The task – Repeat the records below exactly, line for line.

Records to process –
____________

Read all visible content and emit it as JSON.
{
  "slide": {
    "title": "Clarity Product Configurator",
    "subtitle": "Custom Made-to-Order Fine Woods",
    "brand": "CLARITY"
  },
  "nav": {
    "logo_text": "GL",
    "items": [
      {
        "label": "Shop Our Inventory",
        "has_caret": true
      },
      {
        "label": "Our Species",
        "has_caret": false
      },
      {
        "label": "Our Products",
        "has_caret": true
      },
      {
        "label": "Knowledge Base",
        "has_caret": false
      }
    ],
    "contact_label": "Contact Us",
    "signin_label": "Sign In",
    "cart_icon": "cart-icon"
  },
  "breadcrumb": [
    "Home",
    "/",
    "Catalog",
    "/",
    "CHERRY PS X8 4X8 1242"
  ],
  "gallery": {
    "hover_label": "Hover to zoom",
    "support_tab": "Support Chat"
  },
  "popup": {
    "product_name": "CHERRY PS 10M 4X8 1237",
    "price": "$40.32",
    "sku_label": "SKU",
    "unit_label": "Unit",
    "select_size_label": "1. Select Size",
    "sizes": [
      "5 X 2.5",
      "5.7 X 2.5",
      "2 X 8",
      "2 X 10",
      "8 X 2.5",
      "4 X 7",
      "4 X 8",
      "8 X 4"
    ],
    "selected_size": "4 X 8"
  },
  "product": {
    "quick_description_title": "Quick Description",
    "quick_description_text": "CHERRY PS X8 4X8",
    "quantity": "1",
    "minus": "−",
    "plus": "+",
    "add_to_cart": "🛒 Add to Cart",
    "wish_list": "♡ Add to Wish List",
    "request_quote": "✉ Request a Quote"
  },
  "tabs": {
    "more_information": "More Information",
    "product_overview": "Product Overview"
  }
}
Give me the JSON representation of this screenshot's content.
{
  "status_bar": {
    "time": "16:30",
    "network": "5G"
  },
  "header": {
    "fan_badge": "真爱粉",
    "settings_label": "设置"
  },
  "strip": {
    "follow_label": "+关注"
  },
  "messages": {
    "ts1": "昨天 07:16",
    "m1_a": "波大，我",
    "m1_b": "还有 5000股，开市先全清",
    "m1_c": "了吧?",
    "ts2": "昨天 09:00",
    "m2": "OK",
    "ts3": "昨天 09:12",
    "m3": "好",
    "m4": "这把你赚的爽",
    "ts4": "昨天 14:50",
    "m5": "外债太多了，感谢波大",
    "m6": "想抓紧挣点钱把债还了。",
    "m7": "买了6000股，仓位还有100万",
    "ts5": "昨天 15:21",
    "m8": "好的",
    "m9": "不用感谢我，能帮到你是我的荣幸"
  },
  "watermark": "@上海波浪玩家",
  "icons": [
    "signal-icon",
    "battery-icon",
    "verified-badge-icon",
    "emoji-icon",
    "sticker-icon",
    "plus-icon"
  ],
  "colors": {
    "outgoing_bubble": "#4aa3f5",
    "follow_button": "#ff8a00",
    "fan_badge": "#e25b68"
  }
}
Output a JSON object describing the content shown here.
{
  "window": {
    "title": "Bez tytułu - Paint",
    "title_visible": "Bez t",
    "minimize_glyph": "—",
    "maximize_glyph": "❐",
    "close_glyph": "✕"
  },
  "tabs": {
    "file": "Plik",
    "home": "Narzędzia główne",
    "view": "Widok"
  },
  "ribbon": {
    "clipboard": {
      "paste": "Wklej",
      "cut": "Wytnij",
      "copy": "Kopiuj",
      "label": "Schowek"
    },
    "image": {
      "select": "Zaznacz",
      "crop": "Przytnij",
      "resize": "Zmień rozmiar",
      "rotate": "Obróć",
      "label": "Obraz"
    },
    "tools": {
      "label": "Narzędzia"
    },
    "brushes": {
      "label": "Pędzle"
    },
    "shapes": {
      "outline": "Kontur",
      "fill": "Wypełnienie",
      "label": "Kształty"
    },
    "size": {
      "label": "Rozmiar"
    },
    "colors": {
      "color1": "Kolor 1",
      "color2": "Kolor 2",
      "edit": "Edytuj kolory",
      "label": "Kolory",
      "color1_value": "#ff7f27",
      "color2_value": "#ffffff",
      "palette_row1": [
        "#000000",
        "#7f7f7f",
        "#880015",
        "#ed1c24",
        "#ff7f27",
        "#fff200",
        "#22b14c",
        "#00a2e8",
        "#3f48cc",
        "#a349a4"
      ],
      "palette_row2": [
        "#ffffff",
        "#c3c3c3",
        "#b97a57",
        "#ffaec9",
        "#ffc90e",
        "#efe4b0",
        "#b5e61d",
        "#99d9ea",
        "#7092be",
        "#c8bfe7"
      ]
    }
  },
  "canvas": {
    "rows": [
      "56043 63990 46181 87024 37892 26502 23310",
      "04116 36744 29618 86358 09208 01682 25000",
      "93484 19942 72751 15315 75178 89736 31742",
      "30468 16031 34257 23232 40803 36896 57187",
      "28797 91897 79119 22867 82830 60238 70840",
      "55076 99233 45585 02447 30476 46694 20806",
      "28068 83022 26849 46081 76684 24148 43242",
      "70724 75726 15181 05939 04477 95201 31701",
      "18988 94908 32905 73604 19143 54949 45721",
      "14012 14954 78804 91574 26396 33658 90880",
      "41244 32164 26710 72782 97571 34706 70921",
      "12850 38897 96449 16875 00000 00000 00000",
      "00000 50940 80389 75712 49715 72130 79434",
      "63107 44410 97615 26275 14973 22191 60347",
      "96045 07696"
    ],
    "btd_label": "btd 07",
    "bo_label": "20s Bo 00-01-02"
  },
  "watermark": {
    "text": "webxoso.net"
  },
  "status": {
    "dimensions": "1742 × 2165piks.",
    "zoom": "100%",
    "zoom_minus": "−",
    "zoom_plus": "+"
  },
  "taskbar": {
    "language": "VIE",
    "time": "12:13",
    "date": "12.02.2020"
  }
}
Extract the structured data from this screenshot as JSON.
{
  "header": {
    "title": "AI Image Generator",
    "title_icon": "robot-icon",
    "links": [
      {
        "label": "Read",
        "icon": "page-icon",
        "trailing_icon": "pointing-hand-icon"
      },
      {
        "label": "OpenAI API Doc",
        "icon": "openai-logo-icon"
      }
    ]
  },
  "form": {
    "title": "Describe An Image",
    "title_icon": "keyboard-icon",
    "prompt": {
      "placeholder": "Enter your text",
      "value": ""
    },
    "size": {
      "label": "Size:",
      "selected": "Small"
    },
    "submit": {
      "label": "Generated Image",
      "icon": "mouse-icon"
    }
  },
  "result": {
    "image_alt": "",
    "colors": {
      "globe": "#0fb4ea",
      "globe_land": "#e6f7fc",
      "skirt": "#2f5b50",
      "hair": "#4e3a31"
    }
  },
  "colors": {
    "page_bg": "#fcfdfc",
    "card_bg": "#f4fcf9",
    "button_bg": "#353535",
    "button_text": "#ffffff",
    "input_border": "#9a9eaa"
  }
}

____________

Written answer –
Read all visible content and emit it as JSON.
{
  "slide": {
    "title": "Clarity Product Configurator",
    "subtitle": "Custom Made-to-Order Fine Woods",
    "brand": "CLARITY"
  },
  "nav": {
    "logo_text": "GL",
    "items": [
      {
        "label": "Shop Our Inventory",
        "has_caret": true
      },
      {
        "label": "Our Species",
        "has_caret": false
      },
      {
        "label": "Our Products",
        "has_caret": true
      },
      {
        "label": "Knowledge Base",
        "has_caret": false
      }
    ],
    "contact_label": "Contact Us",
    "signin_label": "Sign In",
    "cart_icon": "cart-icon"
  },
  "breadcrumb": [
    "Home",
    "/",
    "Catalog",
    "/",
    "CHERRY PS X8 4X8 1242"
  ],
  "gallery": {
    "hover_label": "Hover to zoom",
    "support_tab": "Support Chat"
  },
  "popup": {
    "product_name": "CHERRY PS 10M 4X8 1237",
    "price": "$40.32",
    "sku_label": "SKU",
    "unit_label": "Unit",
    "select_size_label": "1. Select Size",
    "sizes": [
      "5 X 2.5",
      "5.7 X 2.5",
      "2 X 8",
      "2 X 10",
      "8 X 2.5",
      "4 X 7",
      "4 X 8",
      "8 X 4"
    ],
    "selected_size": "4 X 8"
  },
  "product": {
    "quick_description_title": "Quick Description",
    "quick_description_text": "CHERRY PS X8 4X8",
    "quantity": "1",
    "minus": "−",
    "plus": "+",
    "add_to_cart": "🛒 Add to Cart",
    "wish_list": "♡ Add to Wish List",
    "request_quote": "✉ Request a Quote"
  },
  "tabs": {
    "more_information": "More Information",
    "product_overview": "Product Overview"
  }
}
Give me the JSON representation of this screenshot's content.
{
  "status_bar": {
    "time": "16:30",
    "network": "5G"
  },
  "header": {
    "fan_badge": "真爱粉",
    "settings_label": "设置"
  },
  "strip": {
    "follow_label": "+关注"
  },
  "messages": {
    "ts1": "昨天 07:16",
    "m1_a": "波大，我",
    "m1_b": "还有 5000股，开市先全清",
    "m1_c": "了吧?",
    "ts2": "昨天 09:00",
    "m2": "OK",
    "ts3": "昨天 09:12",
    "m3": "好",
    "m4": "这把你赚的爽",
    "ts4": "昨天 14:50",
    "m5": "外债太多了，感谢波大",
    "m6": "想抓紧挣点钱把债还了。",
    "m7": "买了6000股，仓位还有100万",
    "ts5": "昨天 15:21",
    "m8": "好的",
    "m9": "不用感谢我，能帮到你是我的荣幸"
  },
  "watermark": "@上海波浪玩家",
  "icons": [
    "signal-icon",
    "battery-icon",
    "verified-badge-icon",
    "emoji-icon",
    "sticker-icon",
    "plus-icon"
  ],
  "colors": {
    "outgoing_bubble": "#4aa3f5",
    "follow_button": "#ff8a00",
    "fan_badge": "#e25b68"
  }
}
Output a JSON object describing the content shown here.
{
  "window": {
    "title": "Bez tytułu - Paint",
    "title_visible": "Bez t",
    "minimize_glyph": "—",
    "maximize_glyph": "❐",
    "close_glyph": "✕"
  },
  "tabs": {
    "file": "Plik",
    "home": "Narzędzia główne",
    "view": "Widok"
  },
  "ribbon": {
    "clipboard": {
      "paste": "Wklej",
      "cut": "Wytnij",
      "copy": "Kopiuj",
      "label": "Schowek"
    },
    "image": {
      "select": "Zaznacz",
      "crop": "Przytnij",
      "resize": "Zmień rozmiar",
      "rotate": "Obróć",
      "label": "Obraz"
    },
    "tools": {
      "label": "Narzędzia"
    },
    "brushes": {
      "label": "Pędzle"
    },
    "shapes": {
      "outline": "Kontur",
      "fill": "Wypełnienie",
      "label": "Kształty"
    },
    "size": {
      "label": "Rozmiar"
    },
    "colors": {
      "color1": "Kolor 1",
      "color2": "Kolor 2",
      "edit": "Edytuj kolory",
      "label": "Kolory",
      "color1_value": "#ff7f27",
      "color2_value": "#ffffff",
      "palette_row1": [
        "#000000",
        "#7f7f7f",
        "#880015",
        "#ed1c24",
        "#ff7f27",
        "#fff200",
        "#22b14c",
        "#00a2e8",
        "#3f48cc",
        "#a349a4"
      ],
      "palette_row2": [
        "#ffffff",
        "#c3c3c3",
        "#b97a57",
        "#ffaec9",
        "#ffc90e",
        "#efe4b0",
        "#b5e61d",
        "#99d9ea",
        "#7092be",
        "#c8bfe7"
      ]
    }
  },
  "canvas": {
    "rows": [
      "56043 63990 46181 87024 37892 26502 23310",
      "04116 36744 29618 86358 09208 01682 25000",
      "93484 19942 72751 15315 75178 89736 31742",
      "30468 16031 34257 23232 40803 36896 57187",
      "28797 91897 79119 22867 82830 60238 70840",
      "55076 99233 45585 02447 30476 46694 20806",
      "28068 83022 26849 46081 76684 24148 43242",
      "70724 75726 15181 05939 04477 95201 31701",
      "18988 94908 32905 73604 19143 54949 45721",
      "14012 14954 78804 91574 26396 33658 90880",
      "41244 32164 26710 72782 97571 34706 70921",
      "12850 38897 96449 16875 00000 00000 00000",
      "00000 50940 80389 75712 49715 72130 79434",
      "63107 44410 97615 26275 14973 22191 60347",
      "96045 07696"
    ],
    "btd_label": "btd 07",
    "bo_label": "20s Bo 00-01-02"
  },
  "watermark": {
    "text": "webxoso.net"
  },
  "status": {
    "dimensions": "1742 × 2165piks.",
    "zoom": "100%",
    "zoom_minus": "−",
    "zoom_plus": "+"
  },
  "taskbar": {
    "language": "VIE",
    "time": "12:13",
    "date": "12.02.2020"
  }
}
Extract the structured data from this screenshot as JSON.
{
  "header": {
    "title": "AI Image Generator",
    "title_icon": "robot-icon",
    "links": [
      {
        "label": "Read",
        "icon": "page-icon",
        "trailing_icon": "pointing-hand-icon"
      },
      {
        "label": "OpenAI API Doc",
        "icon": "openai-logo-icon"
      }
    ]
  },
  "form": {
    "title": "Describe An Image",
    "title_icon": "keyboard-icon",
    "prompt": {
      "placeholder": "Enter your text",
      "value": ""
    },
    "size": {
      "label": "Size:",
      "selected": "Small"
    },
    "submit": {
      "label": "Generated Image",
      "icon": "mouse-icon"
    }
  },
  "result": {
    "image_alt": "",
    "colors": {
      "globe": "#0fb4ea",
      "globe_land": "#e6f7fc",
      "skirt": "#2f5b50",
      "hair": "#4e3a31"
    }
  },
  "colors": {
    "page_bg": "#fcfdfc",
    "card_bg": "#f4fcf9",
    "button_bg": "#353535",
    "button_text": "#ffffff",
    "input_border": "#9a9eaa"
  }
}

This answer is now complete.